My next stop was Neal Smith NWR just south of Des Moines. The only new bird there was a Sedge Wren. Otherwise it was pretty quiet.  Then I decided to head to St Joeseph, MO for the night.  After some hunting, I stayed at Bluffwoods conservation park just south of the city. It was a very quiet little park and I awoke to singing Parulas and Louisiana Waterthrush. 

Wed, May 6th: 
I went searching for the Fork-tailed Flycatcher that had been seen last week. No sign of that bird. However, I did pick up Snowy Egret, Dickcissel, Orchard Oriole, and a few other birds. 
Then I hopped on highway 59 to Topeka, KS.   On the way, I noticed the transmission was slipping a little bit. When I arrived in Topeka, it wouldn't shift out of 1st gear. I pulled into a gas station to discover that the transmission fluid was literally pouring out from somewhere underneath the transmission.  I knew then that the car wasn't going any farther.  I asked around for a mechanic. The guy at the desk didn't know. I was about to start looking through the phonebook, when some guy walked up to me, handed me a card for a mechanic down the street, and walked away.  I don't know who he was, but I have him to thank for directing me to the right place.  
I called "The Rod Shop" and he had me bring the car down to the shop (it was literally right down the road.). So I practically rolled the car down in 1st gear.  
After debating and explaining the situation a bit, Rod agreed to turn it around as fast as possible.  
It turned out that Rod was the only mechanic on the street who wouldn't swindle out-of-staters into buying all new parts.  I lost almost two full days because of all the problems, but I can't thank Rod and his crew enough for not only fixing the transmission, but also for finding and fixing other potential problems as well. Hopefully, the next time my car is in the shop, the only thing it will need is an oil change. 

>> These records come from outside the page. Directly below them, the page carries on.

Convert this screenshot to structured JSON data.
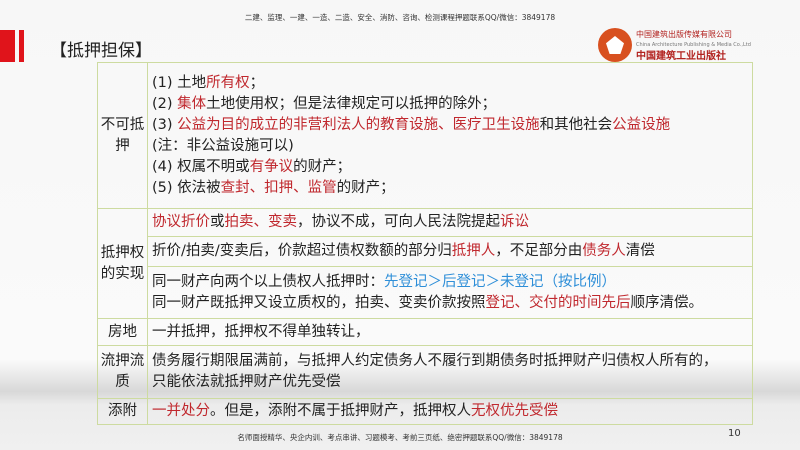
{
  "header_banner": "二建、监理、一建、一造、二造、安全、消防、咨询、检测课程押题联系QQ/微信：3849178",
  "title": "【抵押担保】",
  "logo": {
    "cn": "中国建筑出版传媒有限公司",
    "en": "China Architecture Publishing & Media Co.,Ltd",
    "cal": "中国建筑工业出版社"
  },
  "colors": {
    "red": "#c0282e",
    "blue": "#2f8fd8",
    "accent": "#e0141b"
  },
  "rows": [
    {
      "label": "不可抵押",
      "cells": [
        [
          [
            {
              "t": "(1) 土地"
            },
            {
              "t": "所有权",
              "c": "r"
            },
            {
              "t": "；"
            }
          ],
          [
            {
              "t": "(2) "
            },
            {
              "t": "集体",
              "c": "r"
            },
            {
              "t": "土地使用权；但是法律规定可以抵押的除外；"
            }
          ],
          [
            {
              "t": "(3) "
            },
            {
              "t": "公益为目的成立的非营利法人的教育设施、医疗卫生设施",
              "c": "r"
            },
            {
              "t": "和其他社会"
            },
            {
              "t": "公益设施",
              "c": "r"
            }
          ],
          [
            {
              "t": "(注：非公益设施可以)"
            }
          ],
          [
            {
              "t": "(4) 权属不明或"
            },
            {
              "t": "有争议",
              "c": "r"
            },
            {
              "t": "的财产；"
            }
          ],
          [
            {
              "t": "(5) 依法被"
            },
            {
              "t": "查封、扣押、监管",
              "c": "r"
            },
            {
              "t": "的财产；"
            }
          ]
        ]
      ]
    },
    {
      "label": "抵押权的实现",
      "cells": [
        [
          [
            {
              "t": "协议折价",
              "c": "r"
            },
            {
              "t": "或"
            },
            {
              "t": "拍卖、变卖",
              "c": "r"
            },
            {
              "t": "，协议不成，可向人民法院提起"
            },
            {
              "t": "诉讼",
              "c": "r"
            }
          ]
        ],
        [
          [
            {
              "t": "折价/拍卖/变卖后，价款超过债权数额的部分归"
            },
            {
              "t": "抵押人",
              "c": "r"
            },
            {
              "t": "，不足部分由"
            },
            {
              "t": "债务人",
              "c": "r"
            },
            {
              "t": "清偿"
            }
          ]
        ],
        [
          [
            {
              "t": "同一财产向两个以上债权人抵押时："
            },
            {
              "t": "先登记＞后登记＞未登记（按比例）",
              "c": "b"
            }
          ],
          [
            {
              "t": "同一财产既抵押又设立质权的，拍卖、变卖价款按照"
            },
            {
              "t": "登记、交付的时间先后",
              "c": "r"
            },
            {
              "t": "顺序清偿。"
            }
          ]
        ]
      ]
    },
    {
      "label": "房地",
      "cells": [
        [
          [
            {
              "t": "一并抵押，抵押权不得单独转让，"
            }
          ]
        ]
      ]
    },
    {
      "label": "流押流质",
      "cells": [
        [
          [
            {
              "t": "债务履行期限届满前，与抵押人约定债务人不履行到期债务时抵押财产归债权人所有的，"
            }
          ],
          [
            {
              "t": "只能依法就抵押财产优先受偿"
            }
          ]
        ]
      ]
    },
    {
      "label": "添附",
      "cells": [
        [
          [
            {
              "t": "一并处分",
              "c": "r"
            },
            {
              "t": "。但是，添附不属于抵押财产，抵押权人"
            },
            {
              "t": "无权优先受偿",
              "c": "r"
            }
          ]
        ]
      ]
    }
  ],
  "footer": "名师面授精华、央企内训、考点串讲、习题模考、考前三页纸、绝密押题联系QQ/微信：3849178",
  "page_number": "10"
}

While hanging out in Topeka with no transportation and nothing to do, I walked around some of the roads nearby. Managed to pick up Great-tailed Grackle, Summer Tanager, Tennessee Warbler, Blackpoll Warbler, N Mockingbird and a few other birds. 

Today, Fri, May 8th: 
I picked up Spotted Towhee at Wilson State Park where I stayed last night.  Then I headed south to Cheyenne Bottoms WA. (aka, the best shorebird spot in the state of Kansas).  
There, I picked up 18 species of shorebirds including several thousand Wilson's Phalaropes, a few Red-necked Phalaropes, Long-billed Dowitcher, Stilt Sandpiper, American Avocet and others.  In Cheyenne Bottoms, there were many Eastern Kingbirds.  Between Cheyenne Bottoms and Dodge City, they all changed over to Western Kingbirds. It seemed as if there was one on every power line.  Between Dodge and Cimarron, it seemed as if there was a Scissor-tailed Flycatcher on every fence. 
On the way to Elkhart, KS, I finally nailed my #2 nemesis bird! I was driving along and was thinking that I had to be within the range of Mississippi Kite, but I wasn't sure. I stopped, checked the field guide, put the guide down, looked up, and there were two Mississippi Kites flying above my car! An awesome way to get a life bird!!  Now for my #1 nemesis bird. Painted Bunting!  But that's for tomorrow. 

I'm currently in Amarillo, TX. Visiting Palo Duro State Park tomorrow. Wish me luck!
No idea when I'll have internet again. I'll keep the updates coming as well as I can though. 

Happy Birding!